- _TASK TO COMPLETE_: Each line that contains the word "start" is to be copied from the records below.

(Items from an interface collection)
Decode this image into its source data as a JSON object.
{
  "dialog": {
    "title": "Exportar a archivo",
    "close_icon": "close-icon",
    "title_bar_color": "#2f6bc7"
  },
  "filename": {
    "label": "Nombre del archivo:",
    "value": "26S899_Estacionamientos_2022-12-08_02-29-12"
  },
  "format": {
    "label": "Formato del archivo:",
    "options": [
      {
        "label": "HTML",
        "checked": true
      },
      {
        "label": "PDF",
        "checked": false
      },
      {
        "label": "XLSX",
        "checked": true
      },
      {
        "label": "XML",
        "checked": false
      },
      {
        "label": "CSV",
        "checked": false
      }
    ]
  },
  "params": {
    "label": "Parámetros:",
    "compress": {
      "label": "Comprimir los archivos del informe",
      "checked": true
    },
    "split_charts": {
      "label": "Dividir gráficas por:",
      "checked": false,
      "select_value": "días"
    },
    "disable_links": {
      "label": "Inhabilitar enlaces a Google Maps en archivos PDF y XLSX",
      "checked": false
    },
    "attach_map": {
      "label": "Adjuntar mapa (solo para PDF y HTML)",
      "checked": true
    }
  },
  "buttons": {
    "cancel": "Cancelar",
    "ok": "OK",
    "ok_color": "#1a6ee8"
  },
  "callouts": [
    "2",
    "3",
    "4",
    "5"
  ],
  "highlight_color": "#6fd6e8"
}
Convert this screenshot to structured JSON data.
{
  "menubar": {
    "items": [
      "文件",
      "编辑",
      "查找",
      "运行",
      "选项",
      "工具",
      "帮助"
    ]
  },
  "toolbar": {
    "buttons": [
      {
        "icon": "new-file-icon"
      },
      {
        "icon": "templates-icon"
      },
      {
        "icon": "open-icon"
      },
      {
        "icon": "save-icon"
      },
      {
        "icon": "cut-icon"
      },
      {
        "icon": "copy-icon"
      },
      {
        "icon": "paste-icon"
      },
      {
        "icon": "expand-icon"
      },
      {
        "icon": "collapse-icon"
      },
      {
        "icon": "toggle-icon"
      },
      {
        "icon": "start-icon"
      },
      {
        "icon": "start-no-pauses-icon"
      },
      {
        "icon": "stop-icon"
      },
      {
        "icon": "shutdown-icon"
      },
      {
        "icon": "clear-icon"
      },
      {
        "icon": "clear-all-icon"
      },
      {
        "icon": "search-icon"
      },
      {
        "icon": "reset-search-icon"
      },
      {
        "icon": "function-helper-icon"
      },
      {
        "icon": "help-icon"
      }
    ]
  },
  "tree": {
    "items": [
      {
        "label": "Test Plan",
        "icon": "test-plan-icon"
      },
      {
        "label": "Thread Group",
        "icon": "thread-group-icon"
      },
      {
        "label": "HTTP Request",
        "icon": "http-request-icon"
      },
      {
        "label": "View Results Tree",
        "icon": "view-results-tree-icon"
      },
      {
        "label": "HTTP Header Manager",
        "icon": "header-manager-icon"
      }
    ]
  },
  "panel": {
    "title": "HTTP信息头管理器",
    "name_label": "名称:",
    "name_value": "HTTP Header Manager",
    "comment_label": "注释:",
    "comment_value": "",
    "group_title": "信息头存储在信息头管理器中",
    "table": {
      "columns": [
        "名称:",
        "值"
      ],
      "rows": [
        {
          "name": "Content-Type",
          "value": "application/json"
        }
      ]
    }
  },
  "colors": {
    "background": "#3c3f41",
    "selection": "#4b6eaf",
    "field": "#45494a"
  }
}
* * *
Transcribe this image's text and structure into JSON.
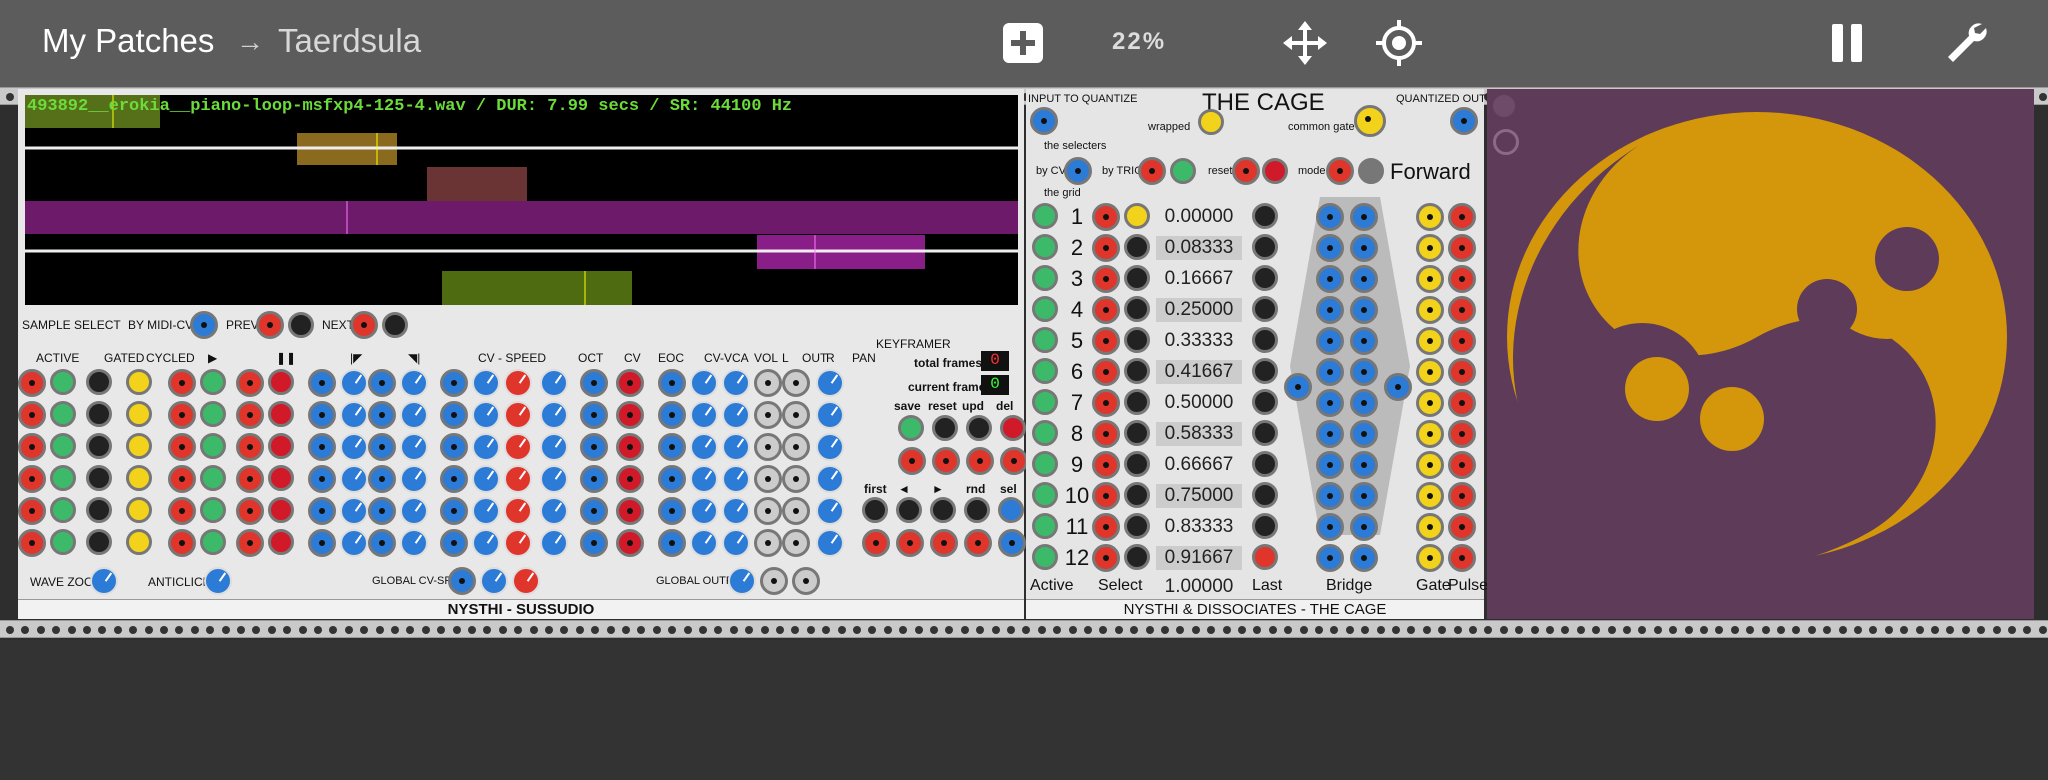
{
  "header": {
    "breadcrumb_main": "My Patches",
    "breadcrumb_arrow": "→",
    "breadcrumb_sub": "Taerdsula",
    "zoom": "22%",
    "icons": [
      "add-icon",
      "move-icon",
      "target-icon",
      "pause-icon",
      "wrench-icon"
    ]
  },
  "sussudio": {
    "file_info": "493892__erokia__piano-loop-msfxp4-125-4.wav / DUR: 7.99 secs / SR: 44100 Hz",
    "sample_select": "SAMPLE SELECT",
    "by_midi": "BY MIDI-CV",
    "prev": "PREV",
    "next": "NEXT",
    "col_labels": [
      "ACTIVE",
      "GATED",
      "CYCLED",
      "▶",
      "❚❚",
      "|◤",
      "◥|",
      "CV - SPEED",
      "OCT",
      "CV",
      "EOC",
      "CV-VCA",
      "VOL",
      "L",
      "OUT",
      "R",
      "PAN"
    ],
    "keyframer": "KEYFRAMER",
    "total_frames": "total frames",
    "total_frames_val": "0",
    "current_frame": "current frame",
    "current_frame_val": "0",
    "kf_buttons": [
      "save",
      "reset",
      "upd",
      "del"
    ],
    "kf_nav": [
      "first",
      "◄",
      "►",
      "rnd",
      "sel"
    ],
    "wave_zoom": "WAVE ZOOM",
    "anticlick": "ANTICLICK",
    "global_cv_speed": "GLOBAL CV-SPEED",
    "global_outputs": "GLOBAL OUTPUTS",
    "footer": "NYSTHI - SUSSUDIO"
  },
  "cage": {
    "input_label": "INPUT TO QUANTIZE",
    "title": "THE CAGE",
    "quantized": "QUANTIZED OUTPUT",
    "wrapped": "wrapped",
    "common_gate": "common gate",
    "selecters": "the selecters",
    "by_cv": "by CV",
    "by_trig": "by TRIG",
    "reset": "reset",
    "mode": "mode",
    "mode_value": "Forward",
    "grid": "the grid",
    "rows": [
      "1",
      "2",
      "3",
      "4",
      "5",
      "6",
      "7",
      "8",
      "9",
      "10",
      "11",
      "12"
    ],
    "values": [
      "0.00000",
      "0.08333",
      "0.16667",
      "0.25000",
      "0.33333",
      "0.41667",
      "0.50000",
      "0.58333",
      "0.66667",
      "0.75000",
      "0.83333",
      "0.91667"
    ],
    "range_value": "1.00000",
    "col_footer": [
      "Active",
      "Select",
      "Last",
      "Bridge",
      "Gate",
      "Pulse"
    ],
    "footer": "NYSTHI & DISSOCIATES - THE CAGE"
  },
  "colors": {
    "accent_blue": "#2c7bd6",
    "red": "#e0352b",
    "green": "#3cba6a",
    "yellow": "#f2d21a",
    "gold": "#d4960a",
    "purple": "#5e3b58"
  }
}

- _RESPONSE AREA_:
        "icon": "start-icon"
        "icon": "start-no-pauses-icon"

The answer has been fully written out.